• PROBLEM DESCRIPTION: Go through the listing below and state how many lines hold the word "details", giving only the number.

• RECORDS:
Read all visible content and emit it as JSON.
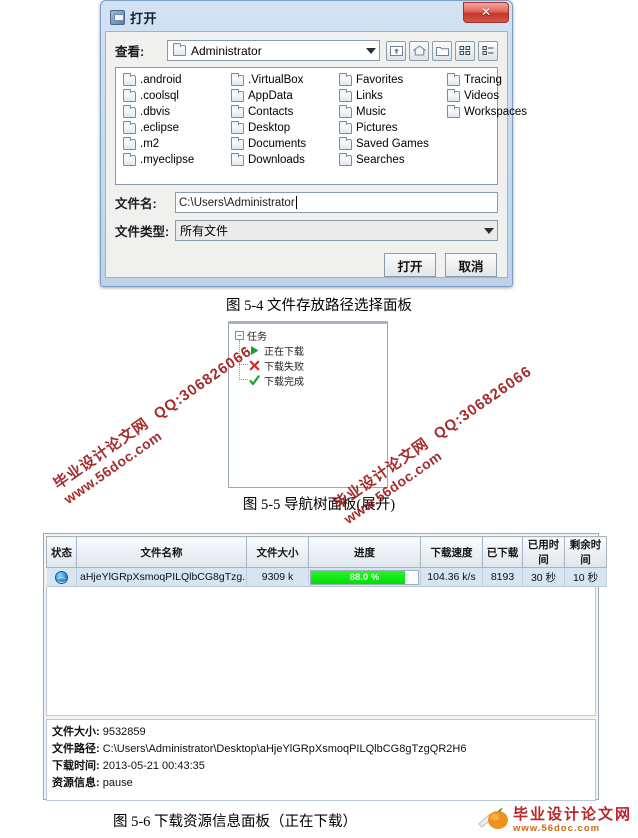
{
  "open_dialog": {
    "title": "打开",
    "close_label": "✕",
    "look_in_label": "查看:",
    "look_in_value": "Administrator",
    "toolbar_buttons": [
      {
        "name": "up-one-level-icon",
        "tip": "向上一层"
      },
      {
        "name": "home-icon",
        "tip": "主目录"
      },
      {
        "name": "new-folder-icon",
        "tip": "新建文件夹"
      },
      {
        "name": "list-view-icon",
        "tip": "列表"
      },
      {
        "name": "details-view-icon",
        "tip": "详细信息"
      }
    ],
    "files": [
      ".android",
      ".coolsql",
      ".dbvis",
      ".eclipse",
      ".m2",
      ".myeclipse",
      ".VirtualBox",
      "AppData",
      "Contacts",
      "Desktop",
      "Documents",
      "Downloads",
      "Favorites",
      "Links",
      "Music",
      "Pictures",
      "Saved Games",
      "Searches",
      "Tracing",
      "Videos",
      "Workspaces"
    ],
    "file_name_label": "文件名:",
    "file_name_value": "C:\\Users\\Administrator",
    "file_type_label": "文件类型:",
    "file_type_value": "所有文件",
    "open_button": "打开",
    "cancel_button": "取消"
  },
  "captions": {
    "fig_5_4": "图 5-4  文件存放路径选择面板",
    "fig_5_5": "图 5-5  导航树面板(展开)",
    "fig_5_6": "图 5-6  下载资源信息面板（正在下载）"
  },
  "nav_tree": {
    "root": "任务",
    "toggle": "−",
    "children": [
      {
        "label": "正在下载",
        "icon": "play-triangle-icon",
        "color": "#1f9e2e"
      },
      {
        "label": "下载失败",
        "icon": "cross-x-icon",
        "color": "#c8302b"
      },
      {
        "label": "下载完成",
        "icon": "check-mark-icon",
        "color": "#1f9e2e"
      }
    ]
  },
  "download_panel": {
    "columns": [
      "状态",
      "文件名称",
      "文件大小",
      "进度",
      "下载速度",
      "已下载",
      "已用时间",
      "剩余时间"
    ],
    "rows": [
      {
        "status_icon": "globe-icon",
        "name": "aHjeYlGRpXsmoqPILQlbCG8gTzg...",
        "size": "9309 k",
        "progress_text": "88.0 %",
        "progress_value": 88,
        "speed": "104.36 k/s",
        "downloaded": "8193",
        "elapsed": "30 秒",
        "remaining": "10 秒"
      }
    ],
    "info": [
      {
        "label": "文件大小:",
        "value": "9532859"
      },
      {
        "label": "文件路径:",
        "value": "C:\\Users\\Administrator\\Desktop\\aHjeYlGRpXsmoqPILQlbCG8gTzgQR2H6"
      },
      {
        "label": "下载时间:",
        "value": "2013-05-21 00:43:35"
      },
      {
        "label": "资源信息:",
        "value": "pause"
      }
    ]
  },
  "watermarks": [
    {
      "line1": "毕业设计论文网",
      "line2": "QQ:306826066",
      "line3": "www.56doc.com"
    },
    {
      "line1": "毕业设计论文网",
      "line2": "QQ:306826066",
      "line3": "www.56doc.com"
    }
  ],
  "site_logo": {
    "cn": "毕业设计论文网",
    "en": "www.56doc.com"
  }
}
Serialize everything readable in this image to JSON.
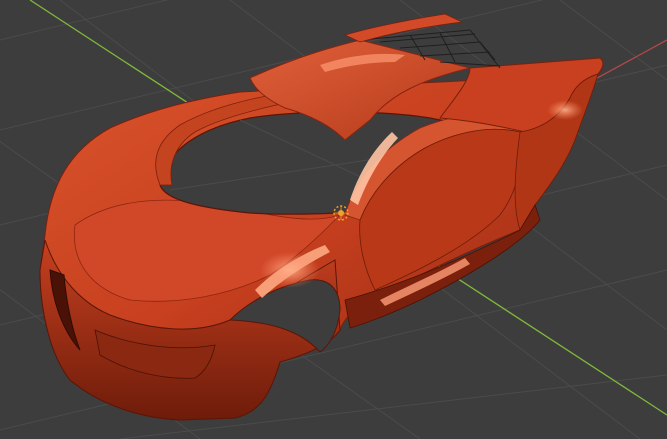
{
  "viewport": {
    "name": "3D viewport",
    "background": "#3d3d3d",
    "grid_color": "#4a4a4a",
    "x_axis_color": "#b04848",
    "y_axis_color": "#7fb83a"
  },
  "object": {
    "name": "car-body-mesh",
    "base_color": "#c8401f",
    "highlight_color": "#ff8c66",
    "shadow_color": "#5a1608"
  },
  "origin_marker": {
    "icon": "object-origin-icon",
    "color": "#f0a030"
  }
}
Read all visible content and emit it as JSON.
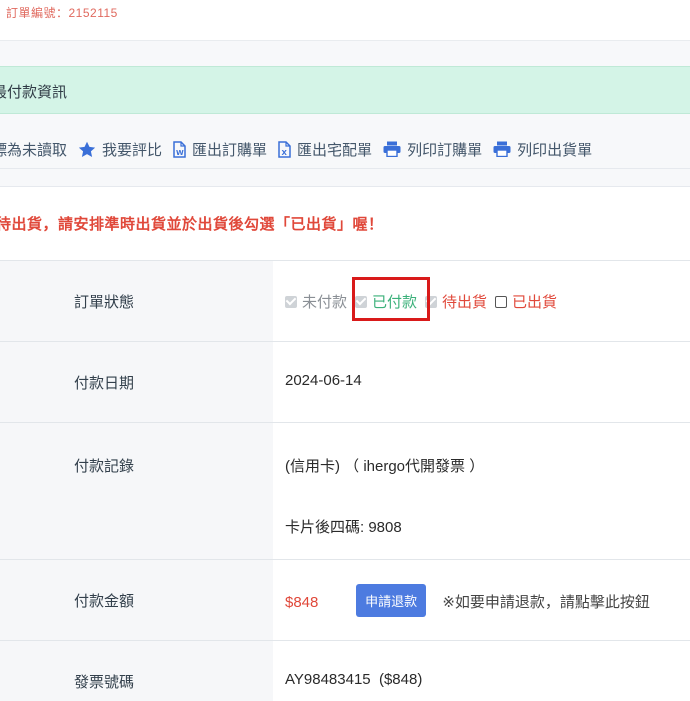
{
  "order": {
    "number_label": "訂單編號：2152115"
  },
  "status_header": {
    "title": "最付款資訊"
  },
  "toolbar": {
    "items": [
      {
        "label": "標為未讀取",
        "icon": "none"
      },
      {
        "label": "我要評比",
        "icon": "star-icon"
      },
      {
        "label": "匯出訂購單",
        "icon": "word-doc-icon"
      },
      {
        "label": "匯出宅配單",
        "icon": "excel-doc-icon"
      },
      {
        "label": "列印訂購單",
        "icon": "print-icon"
      },
      {
        "label": "列印出貨單",
        "icon": "print-icon"
      }
    ]
  },
  "notice": "待出貨，請安排準時出貨並於出貨後勾選「已出貨」喔！",
  "rows": {
    "status": {
      "label": "訂單狀態",
      "options": [
        {
          "label": "未付款",
          "checked": true
        },
        {
          "label": "已付款",
          "checked": true
        },
        {
          "label": "待出貨",
          "checked": true
        },
        {
          "label": "已出貨",
          "checked": false
        }
      ]
    },
    "pay_date": {
      "label": "付款日期",
      "value": "2024-06-14"
    },
    "pay_record": {
      "label": "付款記錄",
      "line1": "(信用卡) （ ihergo代開發票 ）",
      "line2": "卡片後四碼: 9808"
    },
    "pay_amount": {
      "label": "付款金額",
      "value": "$848",
      "button": "申請退款",
      "note": "※如要申請退款，請點擊此按鈕"
    },
    "invoice": {
      "label": "發票號碼",
      "value": "AY98483415  ($848)"
    }
  },
  "colors": {
    "accent_blue": "#4d7be0",
    "status_green": "#3bb07a",
    "alert_red": "#e0483a",
    "header_green_bg": "#d4f4e7"
  }
}
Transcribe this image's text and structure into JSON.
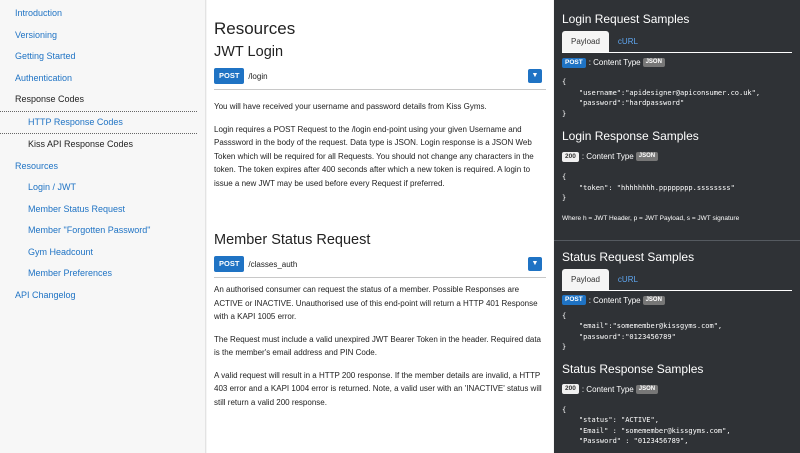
{
  "sidebar": {
    "items": [
      {
        "label": "Introduction"
      },
      {
        "label": "Versioning"
      },
      {
        "label": "Getting Started"
      },
      {
        "label": "Authentication"
      },
      {
        "label": "Response Codes"
      },
      {
        "label": "HTTP Response Codes"
      },
      {
        "label": "Kiss API Response Codes"
      },
      {
        "label": "Resources"
      },
      {
        "label": "Login / JWT"
      },
      {
        "label": "Member Status Request"
      },
      {
        "label": "Member \"Forgotten Password\""
      },
      {
        "label": "Gym Headcount"
      },
      {
        "label": "Member Preferences"
      },
      {
        "label": "API Changelog"
      }
    ]
  },
  "main": {
    "title": "Resources",
    "sections": [
      {
        "heading": "JWT Login",
        "method": "POST",
        "path": "/login",
        "expand_icon": "chevron-down-icon",
        "paragraphs": [
          "You will have received your username and password details from Kiss Gyms.",
          "Login requires a POST Request to the /login end-point using your given Username and Passsword in the body of the request. Data type is JSON. Login response is a JSON Web Token which will be required for all Requests. You should not change any characters in the token. The token expires after 400 seconds after which a new token is required. A login to issue a new JWT may be used before every Request if preferred."
        ]
      },
      {
        "heading": "Member Status Request",
        "method": "POST",
        "path": "/classes_auth",
        "expand_icon": "chevron-down-icon",
        "paragraphs": [
          "An authorised consumer can request the status of a member. Possible Responses are ACTIVE or INACTIVE. Unauthorised use of this end-point will return a HTTP 401 Response with a KAPI 1005 error.",
          "The Request must include a valid unexpired JWT Bearer Token in the header. Required data is the member's email address and PIN Code.",
          "A valid request will result in a HTTP 200 response. If the member details are invalid, a HTTP 403 error and a KAPI 1004 error is returned. Note, a valid user with an 'INACTIVE' status will still return a valid 200 response."
        ]
      }
    ]
  },
  "samples": {
    "login_request": {
      "title": "Login Request Samples",
      "tabs": [
        "Payload",
        "cURL"
      ],
      "badge": "POST",
      "content_type_label": ": Content Type",
      "format": "JSON",
      "code": "{\n    \"username\":\"apidesigner@apiconsumer.co.uk\",\n    \"password\":\"hardpassword\"\n}"
    },
    "login_response": {
      "title": "Login Response Samples",
      "badge": "200",
      "content_type_label": ": Content Type",
      "format": "JSON",
      "code": "{\n    \"token\": \"hhhhhhhh.pppppppp.ssssssss\"\n}",
      "note": "Where h = JWT Header, p = JWT Payload, s = JWT signature"
    },
    "status_request": {
      "title": "Status Request Samples",
      "tabs": [
        "Payload",
        "cURL"
      ],
      "badge": "POST",
      "content_type_label": ": Content Type",
      "format": "JSON",
      "code": "{\n    \"email\":\"somemember@kissgyms.com\",\n    \"password\":\"0123456789\"\n}"
    },
    "status_response": {
      "title": "Status Response Samples",
      "badge": "200",
      "content_type_label": ": Content Type",
      "format": "JSON",
      "code": "{\n    \"status\": \"ACTIVE\",\n    \"Email\" : \"somemember@kissgyms.com\",\n    \"Password\" : \"0123456789\","
    }
  },
  "colors": {
    "link": "#1f73c4",
    "dark_panel": "#2f3236",
    "sidebar_bg": "#f7f7f7"
  }
}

• ANSWER AREA: 3